The FCC levied a record-setting $7.9 million in broadcast indecency fines last year, raising concerns about the crackdown among radio groups, many of which adopted "zero tolerance" policies for indecency and obscenity.
The Wall Street Journal says the commission received more than 189 broadcast indecency complaints through the end of September, but it has yet to issue penalties, puzzling observers, who felt the issue would receive heightened attention under the new chairman.
The Journal reports a split on the issue, with Martin, a Republican, and Democratic Commissioner Michael Copps supporting higher fines and holding performers and broadcasters accountable for actionably indecent statements per show. Republican Kathleen Abernathy and Democrat Jonathan Adelstein prefer "more modest actions," according to the report.
Some observers question whether the FCC's complaint count is accurate, the account notes. Since 2003, the FCC has counted those generated as the result of mass mailings by interest groups such as the Parents Television Council as individual complaints; previously, it had grouped those as one. That helps explain the more than tenfold increase in complaints to roughly 166,000 in 2003, up from 14,000 in 2002.
While the Journal did not obtain an interview with Martin, he issued a statement: "We are working very hard to address the backlog of complaints before us, which is fairly substantial. In clearing out this backlog, we are trying to act in a consistent and comprehensive manner."
NAB told the Journal broadcasters would like more clarity to the indecency rules.
Future US's leading brands bring the most important, up-to-date information right to your inbox

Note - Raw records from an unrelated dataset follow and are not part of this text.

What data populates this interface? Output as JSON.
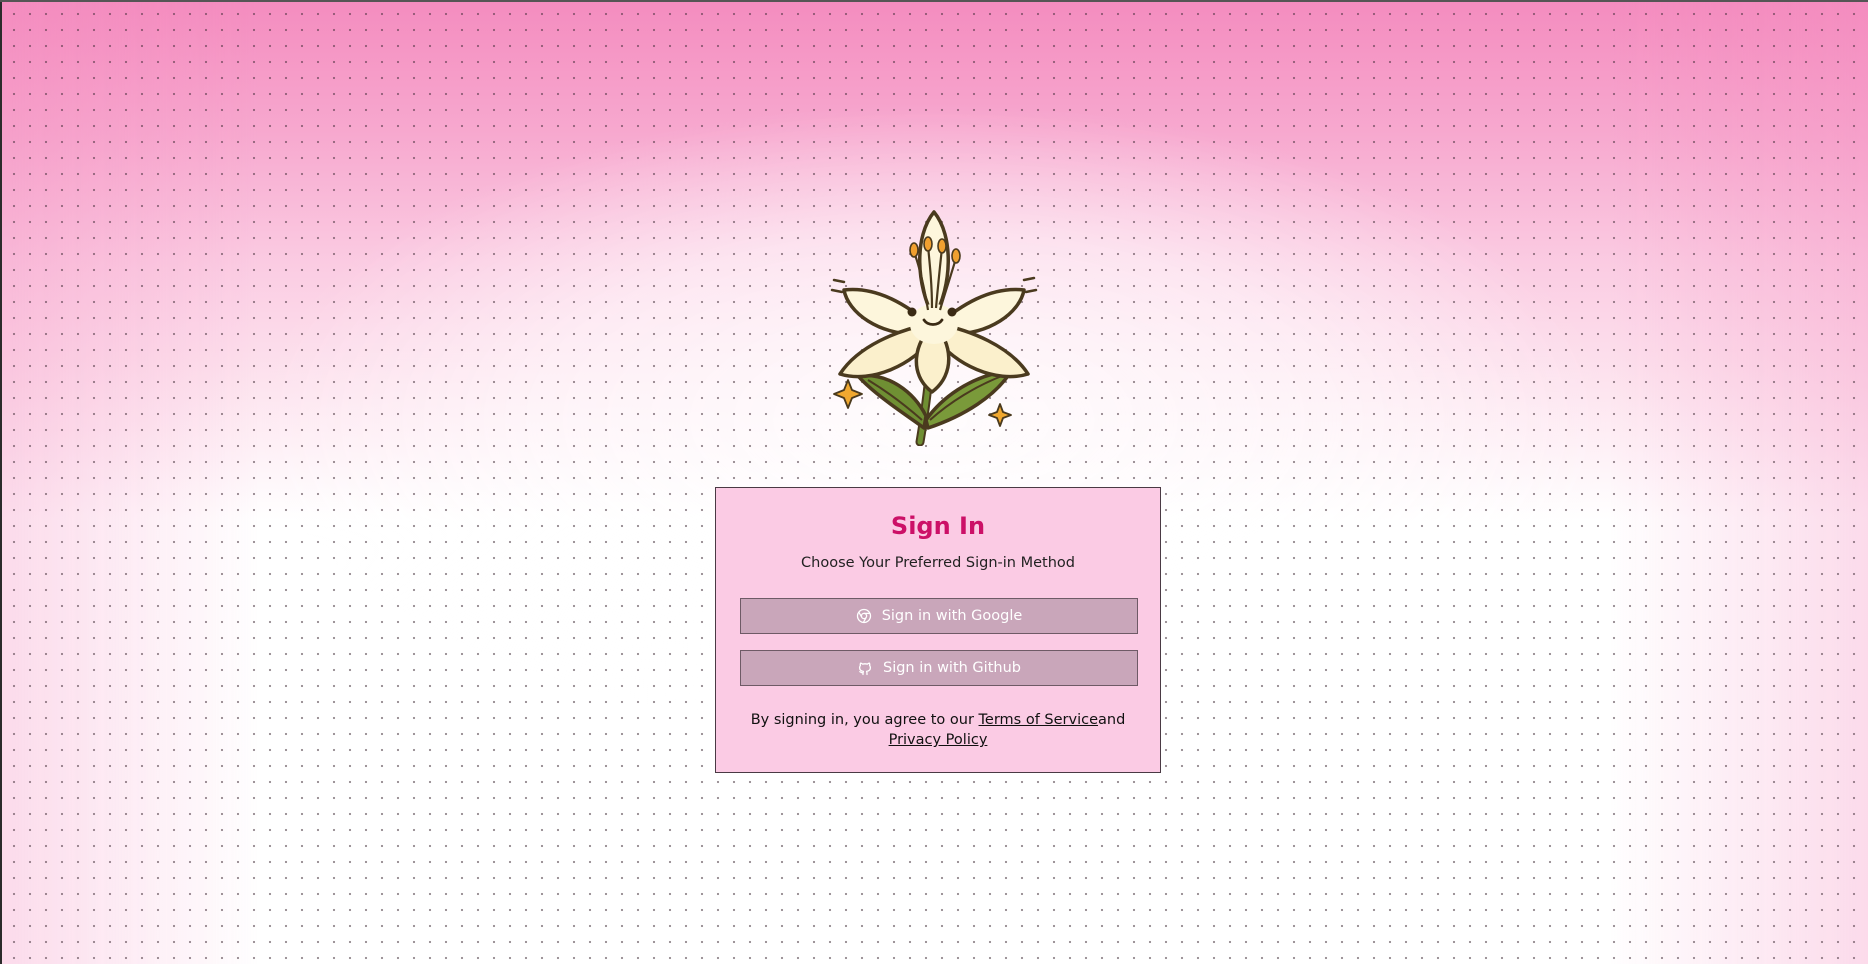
{
  "logo": {
    "icon": "lily-flower-icon"
  },
  "card": {
    "title": "Sign In",
    "subtitle": "Choose Your Preferred Sign-in Method",
    "buttons": [
      {
        "icon": "chrome-icon",
        "label": "Sign in with Google"
      },
      {
        "icon": "github-icon",
        "label": "Sign in with Github"
      }
    ],
    "legal": {
      "prefix": "By signing in, you agree to our ",
      "terms_label": "Terms of Service",
      "connector": "and",
      "privacy_label": "Privacy Policy"
    }
  },
  "colors": {
    "accent": "#cc1067",
    "card_background": "#fbcbe4",
    "button_background": "#c9a6ba",
    "background_top": "#f48cbf"
  }
}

Thank you for signing up to TV Tech. You will receive a verification email shortly.
There was a problem. Please refresh the page and try again.